Dr Dharamveer Gandhi, an activist during the time of emergency, highlights that the international and national situation during the time when the emergency was declared was very encouraging for the social activists to contribute towards their society. The Vietnam war was at its peak, American hegemony was declining in the entire Indo-China region, and there was a strong student agitation in France. These events diffused a sense of confidence in the masses to fight the authorities on facing dissatisfaction on various grounds. In India, too, there was a period of all-India railway strike and period of Naxal movement which stirred the masses and mobilized a large number of people to fight for their rights.
Dr Gandhi cites the medical college of Amritsar as the epicentre of the anti-emergency movement in Punjab. Although the movement was labelled as the ‘student struggle’, it was not only the students who participated in this movement but also the teachers, the staff and workers who strongly opposed the sudden and unwanted declaration of emergency. The movement was such that the city’s Deputy Commissioner, the collector, wondered what happened had to the doctor-students who belonged to the high strata of the society getting involved in protests.
Struggles the students faced
The students protesting against the government had to face huge hardships at the time of the emergency. The hostel in which Dr Gandhi was protesting was raided by 500 policemen who did not allow any student to move in and out of the building. The police even arrested the most vocal leaders in the movement without showing any arrest warrants. The leaders were asked to withdraw their movement, but this could not shake their strong will. They continued their agitation quoting ‘our freedom is earned after numerous sacrifices during the independence struggle, and we can’t let it go so easily.’ Regardless of their will, the protestors were forced to withdraw from their movement, often by violent means. The students, who were sent to prison, had to fight cases in the court demanding the restoration of their fundamental rights. Moreover, these cases took a long time to settle because multiple similar cases, mostly of students and local leaders, were still pending before the court. Even after the students were released and the emergency ended, many students still continued to fight for their rights in various places. They believed that social interest comes prior to individual interests.
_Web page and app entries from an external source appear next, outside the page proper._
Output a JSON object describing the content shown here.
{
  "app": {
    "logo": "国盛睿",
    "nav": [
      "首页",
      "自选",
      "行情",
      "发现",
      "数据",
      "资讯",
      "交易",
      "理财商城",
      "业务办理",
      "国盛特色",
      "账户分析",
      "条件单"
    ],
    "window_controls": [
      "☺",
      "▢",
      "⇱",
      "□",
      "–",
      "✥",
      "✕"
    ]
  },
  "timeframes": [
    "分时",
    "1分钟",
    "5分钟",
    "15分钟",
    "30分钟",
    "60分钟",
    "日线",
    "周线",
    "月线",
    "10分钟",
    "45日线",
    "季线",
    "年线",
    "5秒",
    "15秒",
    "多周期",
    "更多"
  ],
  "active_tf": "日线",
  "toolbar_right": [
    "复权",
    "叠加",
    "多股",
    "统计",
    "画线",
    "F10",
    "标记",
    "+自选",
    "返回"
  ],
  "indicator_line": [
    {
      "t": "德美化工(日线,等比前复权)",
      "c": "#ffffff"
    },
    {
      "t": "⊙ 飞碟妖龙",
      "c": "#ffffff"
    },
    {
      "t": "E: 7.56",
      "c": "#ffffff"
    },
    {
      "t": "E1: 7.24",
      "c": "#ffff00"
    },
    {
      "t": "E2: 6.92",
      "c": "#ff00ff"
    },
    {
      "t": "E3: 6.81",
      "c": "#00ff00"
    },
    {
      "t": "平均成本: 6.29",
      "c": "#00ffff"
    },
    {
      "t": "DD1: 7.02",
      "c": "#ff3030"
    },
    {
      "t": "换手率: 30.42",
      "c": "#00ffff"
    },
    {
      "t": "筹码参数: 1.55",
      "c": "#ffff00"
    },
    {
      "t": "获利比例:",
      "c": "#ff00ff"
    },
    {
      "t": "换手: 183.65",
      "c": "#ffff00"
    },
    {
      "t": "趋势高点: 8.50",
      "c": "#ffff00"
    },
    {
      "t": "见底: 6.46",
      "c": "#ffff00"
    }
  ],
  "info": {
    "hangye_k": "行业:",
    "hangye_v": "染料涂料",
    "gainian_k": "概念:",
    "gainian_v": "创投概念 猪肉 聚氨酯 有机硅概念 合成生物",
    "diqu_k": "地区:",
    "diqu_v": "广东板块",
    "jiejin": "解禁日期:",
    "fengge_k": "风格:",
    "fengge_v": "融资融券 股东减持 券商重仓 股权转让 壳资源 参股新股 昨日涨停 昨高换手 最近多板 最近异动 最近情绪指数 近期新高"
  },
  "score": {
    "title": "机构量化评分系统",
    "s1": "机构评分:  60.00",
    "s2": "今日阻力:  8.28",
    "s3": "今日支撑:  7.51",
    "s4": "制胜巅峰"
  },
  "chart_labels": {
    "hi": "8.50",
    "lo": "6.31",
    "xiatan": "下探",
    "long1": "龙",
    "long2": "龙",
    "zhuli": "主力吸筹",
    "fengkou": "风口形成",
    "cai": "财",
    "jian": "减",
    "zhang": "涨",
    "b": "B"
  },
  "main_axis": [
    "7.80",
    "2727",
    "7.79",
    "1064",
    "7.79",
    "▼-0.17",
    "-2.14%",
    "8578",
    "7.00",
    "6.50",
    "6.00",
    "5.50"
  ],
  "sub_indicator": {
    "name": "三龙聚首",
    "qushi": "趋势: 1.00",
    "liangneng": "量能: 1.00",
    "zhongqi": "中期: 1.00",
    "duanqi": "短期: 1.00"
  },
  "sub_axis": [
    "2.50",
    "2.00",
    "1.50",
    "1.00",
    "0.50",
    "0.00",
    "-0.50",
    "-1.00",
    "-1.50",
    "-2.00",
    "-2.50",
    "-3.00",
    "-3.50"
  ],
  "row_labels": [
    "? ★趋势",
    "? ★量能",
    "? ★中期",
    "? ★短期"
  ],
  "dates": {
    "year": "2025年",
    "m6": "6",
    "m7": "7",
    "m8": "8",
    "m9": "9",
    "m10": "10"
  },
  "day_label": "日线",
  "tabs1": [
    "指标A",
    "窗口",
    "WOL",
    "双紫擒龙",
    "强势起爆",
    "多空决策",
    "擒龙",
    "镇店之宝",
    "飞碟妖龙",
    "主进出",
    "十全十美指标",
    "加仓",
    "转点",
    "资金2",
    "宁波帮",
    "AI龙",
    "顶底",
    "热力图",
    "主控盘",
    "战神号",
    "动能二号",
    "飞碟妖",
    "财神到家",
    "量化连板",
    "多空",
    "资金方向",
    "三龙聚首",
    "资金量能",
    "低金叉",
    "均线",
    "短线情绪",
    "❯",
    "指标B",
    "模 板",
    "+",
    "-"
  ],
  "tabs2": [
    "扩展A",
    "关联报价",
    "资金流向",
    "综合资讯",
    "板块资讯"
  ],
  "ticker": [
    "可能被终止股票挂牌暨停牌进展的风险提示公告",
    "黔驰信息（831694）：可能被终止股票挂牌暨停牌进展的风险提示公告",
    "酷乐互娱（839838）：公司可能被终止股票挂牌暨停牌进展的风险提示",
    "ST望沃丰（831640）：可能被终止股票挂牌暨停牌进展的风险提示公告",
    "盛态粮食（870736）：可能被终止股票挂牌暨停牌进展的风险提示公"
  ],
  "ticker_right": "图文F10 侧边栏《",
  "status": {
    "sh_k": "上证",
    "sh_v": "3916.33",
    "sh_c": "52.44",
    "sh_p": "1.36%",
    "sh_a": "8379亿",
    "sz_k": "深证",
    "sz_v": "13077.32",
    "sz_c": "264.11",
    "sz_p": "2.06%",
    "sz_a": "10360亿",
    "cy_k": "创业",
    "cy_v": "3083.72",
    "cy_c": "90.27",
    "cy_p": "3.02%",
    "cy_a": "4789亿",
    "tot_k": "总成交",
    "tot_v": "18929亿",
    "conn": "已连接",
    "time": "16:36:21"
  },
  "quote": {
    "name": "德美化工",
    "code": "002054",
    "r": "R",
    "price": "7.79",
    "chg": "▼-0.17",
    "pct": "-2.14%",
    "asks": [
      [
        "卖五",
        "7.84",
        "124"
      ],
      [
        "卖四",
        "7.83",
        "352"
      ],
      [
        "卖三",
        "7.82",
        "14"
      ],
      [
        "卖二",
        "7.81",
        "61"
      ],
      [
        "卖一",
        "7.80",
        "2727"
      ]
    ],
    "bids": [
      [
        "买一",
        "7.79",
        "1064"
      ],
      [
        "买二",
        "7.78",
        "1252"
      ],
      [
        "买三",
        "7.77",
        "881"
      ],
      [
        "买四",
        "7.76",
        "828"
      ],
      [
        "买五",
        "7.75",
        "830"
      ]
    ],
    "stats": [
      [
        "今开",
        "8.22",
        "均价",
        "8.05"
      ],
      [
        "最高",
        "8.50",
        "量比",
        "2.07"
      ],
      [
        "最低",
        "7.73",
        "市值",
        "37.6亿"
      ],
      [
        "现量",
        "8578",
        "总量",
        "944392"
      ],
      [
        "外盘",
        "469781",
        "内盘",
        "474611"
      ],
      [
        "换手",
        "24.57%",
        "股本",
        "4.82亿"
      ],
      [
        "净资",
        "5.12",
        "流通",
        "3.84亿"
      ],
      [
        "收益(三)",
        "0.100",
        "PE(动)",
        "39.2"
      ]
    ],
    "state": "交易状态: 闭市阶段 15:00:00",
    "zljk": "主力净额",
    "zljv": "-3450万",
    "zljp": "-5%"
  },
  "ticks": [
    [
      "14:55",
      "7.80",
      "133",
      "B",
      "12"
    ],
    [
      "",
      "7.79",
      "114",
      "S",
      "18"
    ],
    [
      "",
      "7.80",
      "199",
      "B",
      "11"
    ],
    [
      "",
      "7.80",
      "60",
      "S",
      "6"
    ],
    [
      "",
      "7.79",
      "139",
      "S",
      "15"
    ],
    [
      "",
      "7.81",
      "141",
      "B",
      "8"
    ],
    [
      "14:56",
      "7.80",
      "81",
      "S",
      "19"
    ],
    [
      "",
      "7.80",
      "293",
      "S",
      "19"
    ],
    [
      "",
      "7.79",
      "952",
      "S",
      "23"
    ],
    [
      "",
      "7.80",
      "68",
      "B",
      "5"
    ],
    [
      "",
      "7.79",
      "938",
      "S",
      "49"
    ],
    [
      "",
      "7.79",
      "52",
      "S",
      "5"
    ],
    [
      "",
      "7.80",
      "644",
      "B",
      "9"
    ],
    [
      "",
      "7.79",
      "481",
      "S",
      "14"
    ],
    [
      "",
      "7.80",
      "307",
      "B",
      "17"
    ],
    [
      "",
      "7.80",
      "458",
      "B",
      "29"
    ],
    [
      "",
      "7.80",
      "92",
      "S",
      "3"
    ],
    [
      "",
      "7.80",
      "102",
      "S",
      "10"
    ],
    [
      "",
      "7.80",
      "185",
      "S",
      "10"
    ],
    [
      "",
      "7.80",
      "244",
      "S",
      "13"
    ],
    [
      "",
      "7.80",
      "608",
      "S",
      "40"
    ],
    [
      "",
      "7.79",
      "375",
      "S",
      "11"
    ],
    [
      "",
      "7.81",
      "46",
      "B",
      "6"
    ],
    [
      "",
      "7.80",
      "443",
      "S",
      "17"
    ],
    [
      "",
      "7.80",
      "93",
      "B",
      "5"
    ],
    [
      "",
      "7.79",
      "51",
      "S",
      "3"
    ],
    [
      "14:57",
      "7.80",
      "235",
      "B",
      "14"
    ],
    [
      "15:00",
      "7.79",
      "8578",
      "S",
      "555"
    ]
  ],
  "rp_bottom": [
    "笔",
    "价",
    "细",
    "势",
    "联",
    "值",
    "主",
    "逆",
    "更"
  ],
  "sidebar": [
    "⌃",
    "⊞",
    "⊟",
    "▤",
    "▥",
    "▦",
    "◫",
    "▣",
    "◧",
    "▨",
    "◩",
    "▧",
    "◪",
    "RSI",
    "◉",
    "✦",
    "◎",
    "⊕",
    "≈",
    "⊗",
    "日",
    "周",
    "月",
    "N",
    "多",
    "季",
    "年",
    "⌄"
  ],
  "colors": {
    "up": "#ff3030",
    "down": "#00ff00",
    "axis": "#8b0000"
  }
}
Relating Social Action with Science
Professions and science are social products, not individual products. People like Galileo, Newton and Copernicus did not work for personal profits but for their passion for science which helped in the betterment of the society at large. The stock of knowledge that we have today is because of the thousands of years of research and sleepless nights put in by our ancestors. Nothing just came into existence as we see it today. It was our forefathers who fought for every privilege and luxury that we enjoy today. Similarly, we need to stand up against every injustice or violation of rights that we face today because the fruits of our movements do not only benefit us or our children but also all our coming generations.
Subham Gupta is a student of IIM Ahmedabad